#### [Instructions to follow]
The required answer is a copy of each line in the entries below that includes "chính".

#### [Material provided]
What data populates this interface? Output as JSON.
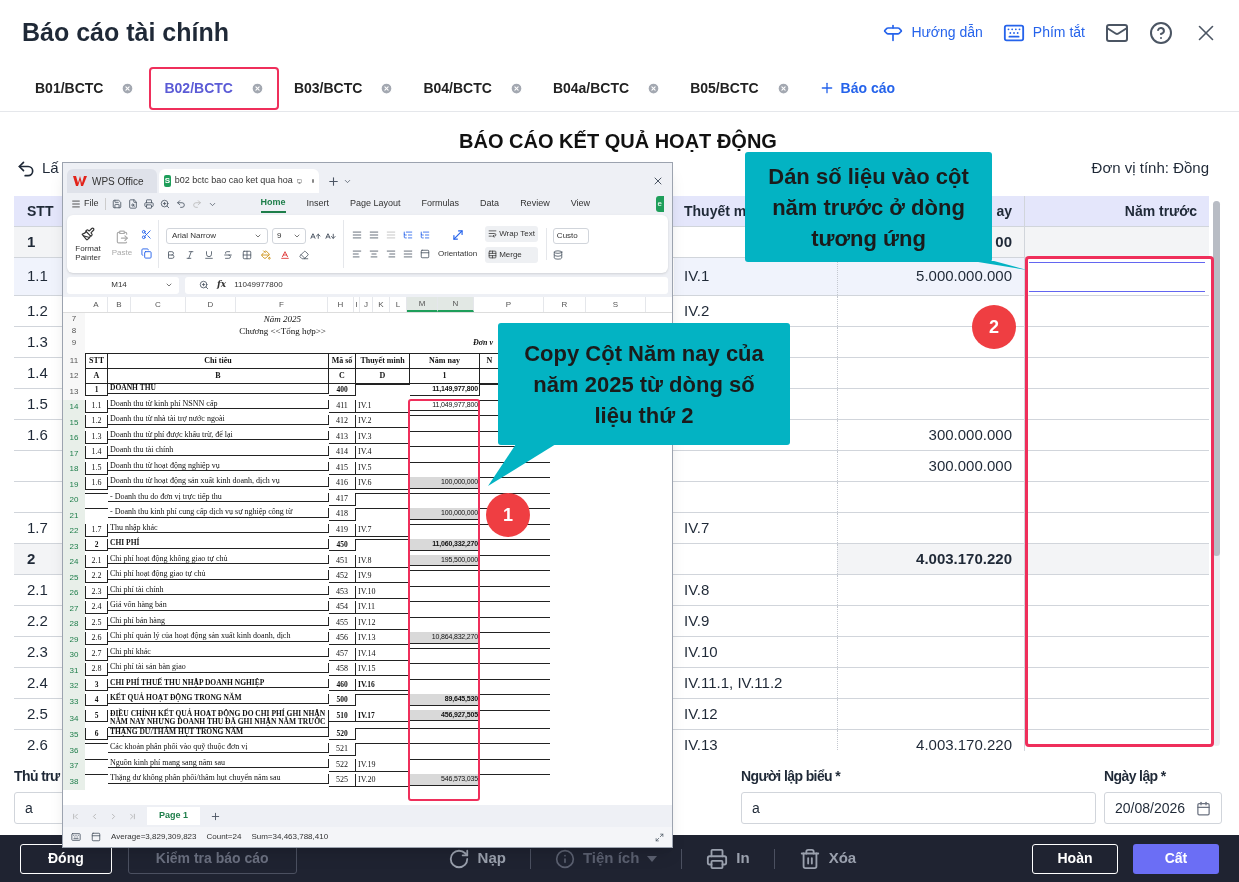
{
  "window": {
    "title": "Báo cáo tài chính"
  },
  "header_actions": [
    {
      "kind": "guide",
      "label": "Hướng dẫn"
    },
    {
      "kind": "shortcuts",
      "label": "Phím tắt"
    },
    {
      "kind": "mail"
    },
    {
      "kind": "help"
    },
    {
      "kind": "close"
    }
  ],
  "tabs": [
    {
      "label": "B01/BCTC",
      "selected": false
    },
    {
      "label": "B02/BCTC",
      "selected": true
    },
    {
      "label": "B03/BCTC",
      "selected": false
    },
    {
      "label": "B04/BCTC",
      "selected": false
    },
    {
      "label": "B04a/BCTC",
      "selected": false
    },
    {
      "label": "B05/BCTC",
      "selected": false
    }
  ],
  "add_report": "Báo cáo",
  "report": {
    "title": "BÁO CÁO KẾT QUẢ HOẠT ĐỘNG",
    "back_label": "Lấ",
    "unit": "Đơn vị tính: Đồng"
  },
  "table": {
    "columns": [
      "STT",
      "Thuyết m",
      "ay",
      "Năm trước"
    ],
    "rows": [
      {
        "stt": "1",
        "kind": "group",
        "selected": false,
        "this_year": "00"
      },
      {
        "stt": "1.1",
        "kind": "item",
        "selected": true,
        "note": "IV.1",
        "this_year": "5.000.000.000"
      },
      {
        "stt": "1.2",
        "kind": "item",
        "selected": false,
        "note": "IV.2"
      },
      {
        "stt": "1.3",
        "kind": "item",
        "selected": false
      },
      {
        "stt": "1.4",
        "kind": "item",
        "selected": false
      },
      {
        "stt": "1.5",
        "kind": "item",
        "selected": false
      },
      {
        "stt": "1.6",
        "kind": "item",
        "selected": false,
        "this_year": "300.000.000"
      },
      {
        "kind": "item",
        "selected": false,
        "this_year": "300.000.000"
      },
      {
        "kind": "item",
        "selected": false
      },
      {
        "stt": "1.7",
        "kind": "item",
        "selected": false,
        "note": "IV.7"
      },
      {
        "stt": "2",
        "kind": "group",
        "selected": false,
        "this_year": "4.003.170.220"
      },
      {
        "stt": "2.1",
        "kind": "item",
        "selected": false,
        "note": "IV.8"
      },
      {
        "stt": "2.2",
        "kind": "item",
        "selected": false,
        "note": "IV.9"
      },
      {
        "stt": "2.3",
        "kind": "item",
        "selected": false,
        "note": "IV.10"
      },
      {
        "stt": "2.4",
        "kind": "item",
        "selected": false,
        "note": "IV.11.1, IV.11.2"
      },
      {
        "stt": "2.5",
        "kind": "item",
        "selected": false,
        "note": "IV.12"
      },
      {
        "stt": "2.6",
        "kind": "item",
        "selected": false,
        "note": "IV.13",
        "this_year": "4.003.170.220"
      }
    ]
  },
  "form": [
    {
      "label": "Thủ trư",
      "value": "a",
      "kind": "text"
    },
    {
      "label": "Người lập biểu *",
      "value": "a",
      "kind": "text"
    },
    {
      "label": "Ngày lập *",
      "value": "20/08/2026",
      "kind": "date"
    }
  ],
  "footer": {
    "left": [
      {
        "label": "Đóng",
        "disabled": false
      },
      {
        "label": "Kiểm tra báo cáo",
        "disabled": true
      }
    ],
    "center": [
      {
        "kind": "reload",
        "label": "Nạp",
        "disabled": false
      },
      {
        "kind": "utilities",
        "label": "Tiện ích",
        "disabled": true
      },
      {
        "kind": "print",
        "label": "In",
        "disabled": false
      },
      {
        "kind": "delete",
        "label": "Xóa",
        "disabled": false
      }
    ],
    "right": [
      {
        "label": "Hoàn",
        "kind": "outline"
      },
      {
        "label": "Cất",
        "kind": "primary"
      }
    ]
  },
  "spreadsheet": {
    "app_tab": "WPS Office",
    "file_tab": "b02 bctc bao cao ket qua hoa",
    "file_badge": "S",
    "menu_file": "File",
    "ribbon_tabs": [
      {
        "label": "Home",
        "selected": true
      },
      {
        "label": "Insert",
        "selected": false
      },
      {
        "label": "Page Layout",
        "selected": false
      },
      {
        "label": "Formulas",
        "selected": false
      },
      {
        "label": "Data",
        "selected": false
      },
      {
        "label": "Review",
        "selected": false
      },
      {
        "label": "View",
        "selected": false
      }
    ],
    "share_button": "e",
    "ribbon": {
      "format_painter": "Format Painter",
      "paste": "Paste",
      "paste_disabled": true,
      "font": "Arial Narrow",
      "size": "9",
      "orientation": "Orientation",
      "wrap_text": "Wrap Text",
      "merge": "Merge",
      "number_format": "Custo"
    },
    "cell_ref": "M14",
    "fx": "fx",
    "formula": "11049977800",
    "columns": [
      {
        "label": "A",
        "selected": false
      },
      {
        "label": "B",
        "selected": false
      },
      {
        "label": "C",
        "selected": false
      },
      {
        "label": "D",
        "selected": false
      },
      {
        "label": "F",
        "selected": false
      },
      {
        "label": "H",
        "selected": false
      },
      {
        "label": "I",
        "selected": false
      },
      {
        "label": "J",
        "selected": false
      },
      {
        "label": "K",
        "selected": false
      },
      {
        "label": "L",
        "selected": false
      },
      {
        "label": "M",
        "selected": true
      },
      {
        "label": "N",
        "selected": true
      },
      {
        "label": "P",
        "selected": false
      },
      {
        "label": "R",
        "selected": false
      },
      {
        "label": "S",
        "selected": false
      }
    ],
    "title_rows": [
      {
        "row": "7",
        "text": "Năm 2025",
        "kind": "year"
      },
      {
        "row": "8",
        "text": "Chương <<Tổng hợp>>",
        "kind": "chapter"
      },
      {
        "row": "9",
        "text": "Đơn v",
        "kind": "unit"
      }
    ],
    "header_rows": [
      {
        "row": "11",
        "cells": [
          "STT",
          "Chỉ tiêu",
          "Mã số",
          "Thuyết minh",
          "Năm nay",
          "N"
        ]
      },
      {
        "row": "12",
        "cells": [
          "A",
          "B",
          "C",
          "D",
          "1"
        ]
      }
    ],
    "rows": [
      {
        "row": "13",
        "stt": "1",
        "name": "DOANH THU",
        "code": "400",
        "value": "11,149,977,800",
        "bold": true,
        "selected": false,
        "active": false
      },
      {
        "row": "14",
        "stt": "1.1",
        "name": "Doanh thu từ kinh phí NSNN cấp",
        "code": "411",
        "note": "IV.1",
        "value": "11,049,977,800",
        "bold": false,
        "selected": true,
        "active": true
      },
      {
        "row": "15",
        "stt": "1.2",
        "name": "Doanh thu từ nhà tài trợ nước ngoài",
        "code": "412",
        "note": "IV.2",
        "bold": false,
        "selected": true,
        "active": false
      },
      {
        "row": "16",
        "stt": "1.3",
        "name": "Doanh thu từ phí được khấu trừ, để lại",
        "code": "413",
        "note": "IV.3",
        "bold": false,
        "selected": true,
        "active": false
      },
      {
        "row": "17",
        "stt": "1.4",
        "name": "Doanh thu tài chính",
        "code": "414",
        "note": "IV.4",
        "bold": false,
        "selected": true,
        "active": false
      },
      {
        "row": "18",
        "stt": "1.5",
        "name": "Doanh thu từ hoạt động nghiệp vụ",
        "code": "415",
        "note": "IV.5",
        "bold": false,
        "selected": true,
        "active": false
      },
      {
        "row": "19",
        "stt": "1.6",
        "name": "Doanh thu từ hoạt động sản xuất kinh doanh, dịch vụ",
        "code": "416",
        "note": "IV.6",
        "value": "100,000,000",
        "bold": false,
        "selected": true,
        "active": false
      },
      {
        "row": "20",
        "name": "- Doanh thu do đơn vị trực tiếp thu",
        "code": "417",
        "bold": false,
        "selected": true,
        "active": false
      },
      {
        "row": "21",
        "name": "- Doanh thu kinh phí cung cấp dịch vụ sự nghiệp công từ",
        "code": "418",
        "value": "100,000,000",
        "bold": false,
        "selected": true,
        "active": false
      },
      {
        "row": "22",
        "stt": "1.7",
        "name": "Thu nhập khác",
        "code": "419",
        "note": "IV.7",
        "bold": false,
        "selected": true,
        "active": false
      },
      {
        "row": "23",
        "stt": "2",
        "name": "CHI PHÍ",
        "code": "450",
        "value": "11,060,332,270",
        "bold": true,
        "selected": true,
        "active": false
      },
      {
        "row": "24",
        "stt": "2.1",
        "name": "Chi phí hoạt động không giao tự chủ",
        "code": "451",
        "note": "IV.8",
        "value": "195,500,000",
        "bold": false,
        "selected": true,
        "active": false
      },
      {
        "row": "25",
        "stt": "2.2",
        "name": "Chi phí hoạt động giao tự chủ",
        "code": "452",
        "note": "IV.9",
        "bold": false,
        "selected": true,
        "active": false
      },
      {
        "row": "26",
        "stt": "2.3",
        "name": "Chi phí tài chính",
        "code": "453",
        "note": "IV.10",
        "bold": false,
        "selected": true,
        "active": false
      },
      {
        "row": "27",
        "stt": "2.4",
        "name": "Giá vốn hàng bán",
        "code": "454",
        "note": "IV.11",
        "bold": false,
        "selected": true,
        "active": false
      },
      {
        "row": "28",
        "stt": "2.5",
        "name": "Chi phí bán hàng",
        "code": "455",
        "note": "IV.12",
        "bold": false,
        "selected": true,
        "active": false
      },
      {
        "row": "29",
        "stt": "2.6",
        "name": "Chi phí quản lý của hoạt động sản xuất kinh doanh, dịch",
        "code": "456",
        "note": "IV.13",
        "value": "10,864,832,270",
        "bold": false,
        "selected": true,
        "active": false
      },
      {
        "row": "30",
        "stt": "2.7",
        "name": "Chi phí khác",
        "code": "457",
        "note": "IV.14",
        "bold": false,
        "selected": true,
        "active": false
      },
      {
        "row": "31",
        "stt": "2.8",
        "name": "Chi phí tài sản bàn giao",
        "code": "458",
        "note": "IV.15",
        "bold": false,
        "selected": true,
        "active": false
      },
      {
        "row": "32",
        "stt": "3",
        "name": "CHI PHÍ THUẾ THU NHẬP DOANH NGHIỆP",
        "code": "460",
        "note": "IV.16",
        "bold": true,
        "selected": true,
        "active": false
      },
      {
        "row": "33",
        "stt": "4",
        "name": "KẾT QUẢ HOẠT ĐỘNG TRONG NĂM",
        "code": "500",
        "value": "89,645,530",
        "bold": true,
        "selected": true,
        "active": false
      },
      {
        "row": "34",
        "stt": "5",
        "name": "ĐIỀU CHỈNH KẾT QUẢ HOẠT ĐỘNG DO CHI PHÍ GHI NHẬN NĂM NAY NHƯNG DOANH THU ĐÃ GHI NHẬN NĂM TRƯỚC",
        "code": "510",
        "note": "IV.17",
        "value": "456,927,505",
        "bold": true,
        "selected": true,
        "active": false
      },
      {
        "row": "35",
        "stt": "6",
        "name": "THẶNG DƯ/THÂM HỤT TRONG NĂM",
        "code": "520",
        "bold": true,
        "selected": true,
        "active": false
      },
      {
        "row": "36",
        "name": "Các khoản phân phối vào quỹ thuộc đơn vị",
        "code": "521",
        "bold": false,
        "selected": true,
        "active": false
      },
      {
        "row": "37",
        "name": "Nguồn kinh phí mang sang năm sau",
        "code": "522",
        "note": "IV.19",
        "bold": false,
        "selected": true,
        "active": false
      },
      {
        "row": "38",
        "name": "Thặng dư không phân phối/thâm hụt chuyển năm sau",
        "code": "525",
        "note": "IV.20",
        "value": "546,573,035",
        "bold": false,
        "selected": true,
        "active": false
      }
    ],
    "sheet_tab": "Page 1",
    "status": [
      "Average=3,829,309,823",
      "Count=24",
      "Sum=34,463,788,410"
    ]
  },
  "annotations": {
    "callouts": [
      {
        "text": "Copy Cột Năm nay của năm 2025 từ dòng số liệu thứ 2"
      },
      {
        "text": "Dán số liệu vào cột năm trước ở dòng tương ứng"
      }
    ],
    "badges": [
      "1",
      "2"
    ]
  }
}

#### [Exercise response]
    "title": "Báo cáo tài chính"
        "name": "Doanh thu tài chính",
        "name": "Chi phí tài chính",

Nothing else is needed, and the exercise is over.